IntroductionVesuvius ("Vesuvio" in Italian) is probably not only the most famous, but also one, if not the most dangerous volcano on Earth. The first eyewitness account of a volcanic eruption that has been preserved has come to us from Vesuvius: In 79 AD, after a century-long slumber, the volcano woke up with terrifying power in an eruption that buried several Roman towns like Pompeii and Herculaneum under several meters of ash. Today, parts of these cities have been excavated and are among the most remarkable archaeological sites of the world, allowing us to have an excellent view on Roman life and culture, where time and life had been frozen in a moment.
Geologically, Mt. Vesuvius, or more correctly the Somma-Vesuvius complex, is about 400,000 years old, as dating of lava sampled drilled from over 1,300 m depth have shown. Present-day Vesuvius is a medium-sized typical stratovolcano volcano reaching a height of 1,281 m a.s.l. It comprises the older volcano, the Somma, whose summit collapsed (likely during the 79 AD eruption), creating a caldera, and the younger volcano, Vesuvius, which since then has re-grown inside this caldera and formed a new cone.

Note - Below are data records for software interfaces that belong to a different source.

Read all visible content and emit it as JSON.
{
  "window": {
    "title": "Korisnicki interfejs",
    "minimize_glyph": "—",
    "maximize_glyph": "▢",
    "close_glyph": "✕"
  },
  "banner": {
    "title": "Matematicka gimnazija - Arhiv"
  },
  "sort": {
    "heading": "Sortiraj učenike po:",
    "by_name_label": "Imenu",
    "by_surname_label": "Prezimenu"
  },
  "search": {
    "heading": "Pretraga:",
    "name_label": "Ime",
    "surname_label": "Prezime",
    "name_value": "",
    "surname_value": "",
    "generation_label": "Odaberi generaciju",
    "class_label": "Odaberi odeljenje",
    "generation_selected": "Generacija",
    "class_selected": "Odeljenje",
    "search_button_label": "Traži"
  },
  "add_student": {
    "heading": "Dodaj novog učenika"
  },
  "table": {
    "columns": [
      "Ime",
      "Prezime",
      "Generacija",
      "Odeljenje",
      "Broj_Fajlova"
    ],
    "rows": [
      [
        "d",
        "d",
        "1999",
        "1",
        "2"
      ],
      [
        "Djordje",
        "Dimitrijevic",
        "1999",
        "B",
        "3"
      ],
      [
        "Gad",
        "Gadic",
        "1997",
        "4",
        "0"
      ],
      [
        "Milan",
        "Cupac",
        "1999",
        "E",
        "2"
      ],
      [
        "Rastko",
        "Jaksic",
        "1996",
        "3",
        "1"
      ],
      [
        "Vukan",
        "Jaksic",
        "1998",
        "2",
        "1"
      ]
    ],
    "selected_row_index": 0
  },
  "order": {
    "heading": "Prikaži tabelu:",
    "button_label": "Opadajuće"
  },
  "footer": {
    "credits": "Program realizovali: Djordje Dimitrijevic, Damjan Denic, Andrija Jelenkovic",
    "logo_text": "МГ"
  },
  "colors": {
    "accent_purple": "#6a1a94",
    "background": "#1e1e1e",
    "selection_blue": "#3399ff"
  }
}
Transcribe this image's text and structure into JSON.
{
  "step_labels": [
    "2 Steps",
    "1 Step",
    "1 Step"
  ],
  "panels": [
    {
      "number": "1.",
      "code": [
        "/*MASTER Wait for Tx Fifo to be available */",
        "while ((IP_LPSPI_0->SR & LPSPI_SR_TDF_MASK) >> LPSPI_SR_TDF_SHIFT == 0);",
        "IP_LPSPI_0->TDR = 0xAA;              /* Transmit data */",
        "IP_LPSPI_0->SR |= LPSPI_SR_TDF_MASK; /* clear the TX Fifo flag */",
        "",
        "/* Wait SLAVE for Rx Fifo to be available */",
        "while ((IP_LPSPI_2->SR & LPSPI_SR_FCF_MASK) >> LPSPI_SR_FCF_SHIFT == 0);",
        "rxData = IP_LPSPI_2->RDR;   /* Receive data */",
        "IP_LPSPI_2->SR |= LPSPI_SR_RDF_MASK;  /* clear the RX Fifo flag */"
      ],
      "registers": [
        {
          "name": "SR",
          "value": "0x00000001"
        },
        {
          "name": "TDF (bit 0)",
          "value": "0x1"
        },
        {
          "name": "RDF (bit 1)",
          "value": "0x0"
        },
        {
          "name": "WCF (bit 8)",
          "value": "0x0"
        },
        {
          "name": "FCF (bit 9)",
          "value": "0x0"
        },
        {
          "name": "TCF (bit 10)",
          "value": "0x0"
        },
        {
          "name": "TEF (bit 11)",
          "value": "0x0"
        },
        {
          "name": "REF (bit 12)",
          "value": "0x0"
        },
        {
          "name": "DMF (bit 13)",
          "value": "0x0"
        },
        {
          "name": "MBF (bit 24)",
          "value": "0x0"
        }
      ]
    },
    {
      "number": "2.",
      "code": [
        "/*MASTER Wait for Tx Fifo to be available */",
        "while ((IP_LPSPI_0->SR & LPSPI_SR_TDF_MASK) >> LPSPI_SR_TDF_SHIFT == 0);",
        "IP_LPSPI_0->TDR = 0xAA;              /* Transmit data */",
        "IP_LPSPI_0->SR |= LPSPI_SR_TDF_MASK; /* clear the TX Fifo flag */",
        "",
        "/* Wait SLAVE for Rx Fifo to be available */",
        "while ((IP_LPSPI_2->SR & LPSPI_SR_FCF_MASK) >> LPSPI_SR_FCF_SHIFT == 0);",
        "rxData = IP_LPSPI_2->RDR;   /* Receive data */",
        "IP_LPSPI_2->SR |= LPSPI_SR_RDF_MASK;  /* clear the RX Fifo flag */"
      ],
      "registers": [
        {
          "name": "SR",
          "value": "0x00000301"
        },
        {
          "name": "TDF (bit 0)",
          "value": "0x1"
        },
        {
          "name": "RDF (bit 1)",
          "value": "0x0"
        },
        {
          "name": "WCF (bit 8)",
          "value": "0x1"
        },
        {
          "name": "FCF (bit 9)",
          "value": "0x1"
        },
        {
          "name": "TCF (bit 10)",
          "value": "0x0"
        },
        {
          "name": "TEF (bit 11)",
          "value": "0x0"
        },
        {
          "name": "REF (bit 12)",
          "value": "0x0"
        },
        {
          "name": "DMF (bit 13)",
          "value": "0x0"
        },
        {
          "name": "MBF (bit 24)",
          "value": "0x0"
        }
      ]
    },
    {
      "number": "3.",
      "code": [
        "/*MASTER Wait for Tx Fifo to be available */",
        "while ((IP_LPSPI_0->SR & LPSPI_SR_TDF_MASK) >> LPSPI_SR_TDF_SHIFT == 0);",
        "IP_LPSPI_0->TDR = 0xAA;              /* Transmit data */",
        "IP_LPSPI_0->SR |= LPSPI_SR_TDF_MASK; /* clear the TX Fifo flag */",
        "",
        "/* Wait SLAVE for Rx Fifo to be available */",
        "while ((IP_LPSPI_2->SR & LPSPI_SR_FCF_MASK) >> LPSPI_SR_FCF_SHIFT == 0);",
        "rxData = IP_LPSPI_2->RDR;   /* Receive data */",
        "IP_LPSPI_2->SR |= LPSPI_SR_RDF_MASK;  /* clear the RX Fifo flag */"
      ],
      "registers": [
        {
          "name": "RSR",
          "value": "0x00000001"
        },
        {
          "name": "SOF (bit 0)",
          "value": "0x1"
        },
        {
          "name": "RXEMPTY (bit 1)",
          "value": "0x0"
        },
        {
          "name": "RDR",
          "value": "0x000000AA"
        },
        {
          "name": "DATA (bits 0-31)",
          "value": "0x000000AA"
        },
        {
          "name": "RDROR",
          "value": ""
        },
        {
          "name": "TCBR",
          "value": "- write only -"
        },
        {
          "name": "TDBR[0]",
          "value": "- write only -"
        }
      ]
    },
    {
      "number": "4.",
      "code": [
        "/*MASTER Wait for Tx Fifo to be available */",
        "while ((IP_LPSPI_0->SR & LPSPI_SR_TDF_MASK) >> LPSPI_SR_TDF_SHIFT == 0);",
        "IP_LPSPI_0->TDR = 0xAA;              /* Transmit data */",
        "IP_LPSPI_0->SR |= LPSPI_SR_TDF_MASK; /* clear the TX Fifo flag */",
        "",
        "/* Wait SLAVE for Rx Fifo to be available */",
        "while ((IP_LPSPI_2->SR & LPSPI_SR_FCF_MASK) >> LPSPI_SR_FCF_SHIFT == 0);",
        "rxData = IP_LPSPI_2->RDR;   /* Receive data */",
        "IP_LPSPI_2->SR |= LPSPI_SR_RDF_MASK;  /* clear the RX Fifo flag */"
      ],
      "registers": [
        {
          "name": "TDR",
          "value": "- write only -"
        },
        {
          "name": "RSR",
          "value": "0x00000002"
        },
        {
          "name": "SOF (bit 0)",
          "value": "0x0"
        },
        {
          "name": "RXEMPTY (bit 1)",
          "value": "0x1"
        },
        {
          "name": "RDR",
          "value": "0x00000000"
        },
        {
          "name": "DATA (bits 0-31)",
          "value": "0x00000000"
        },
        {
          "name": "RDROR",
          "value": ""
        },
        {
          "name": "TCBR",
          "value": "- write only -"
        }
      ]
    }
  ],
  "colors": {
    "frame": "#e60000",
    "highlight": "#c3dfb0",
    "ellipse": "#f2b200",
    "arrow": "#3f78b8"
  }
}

Although in a dormant phase at present, Vesuvius is an extremely active volcano and particular for its unusually varied style of activity: it ranges from Hawaiian-style emission of very liquid lava, extreme lava fountains, lava lakes and lava flows, over Strombolian and Vulcanian eruptions to violently explosive, Plinian eruptions that produce large pyroclastic flows.
When one thinks about Vesuvius volcano today, one aspect is eminent: due to the dense population surrounding it, and ever climbing higher and higher up on its slopes, it is certainly among Earth's most dangerous volcanoes. It is estimated that ore than 500,000 people live in the zone immediately threatened by a future eruption. When this happens is not known; it is possible that Vesuvius has entered into one of its typically century-long lasting phases of dormancy, but volcanoes can be unpredictable. The situation in the Gulf of Naples is further complicated by the presence of another highly active, and potentially as dangerous volcano: the Campi Flegrei, located immediately under a large part of the modern city of Naples proper.
Vesuvius volcano near Naples, Italy, seen from the air. The rim of the remnant of the older Somma volcano which collapsed in the 79 AD Plinian eruption is clearly visible...
On the crater rim of Vesuvius volcano, with steaming vents in the background. (Photo: Tom Pfeiffer)
Vesuvius volcano aerial (June 2017) (Photo: Martin Rietze)
The excavations of the Roman town of Ercolaneo buried by pyroclastic flows from Vesuvius volcano in the 79 AD eruption. (Photo: Tom Pfeiffer)
Voyages au volcan Vesuvius :Volcans d'Italie - le Grand Tour (15 jours d'expédition du Vésuve à l’Etna)
See also: Sentinel hub | Landsat 8 | NASA FIRMS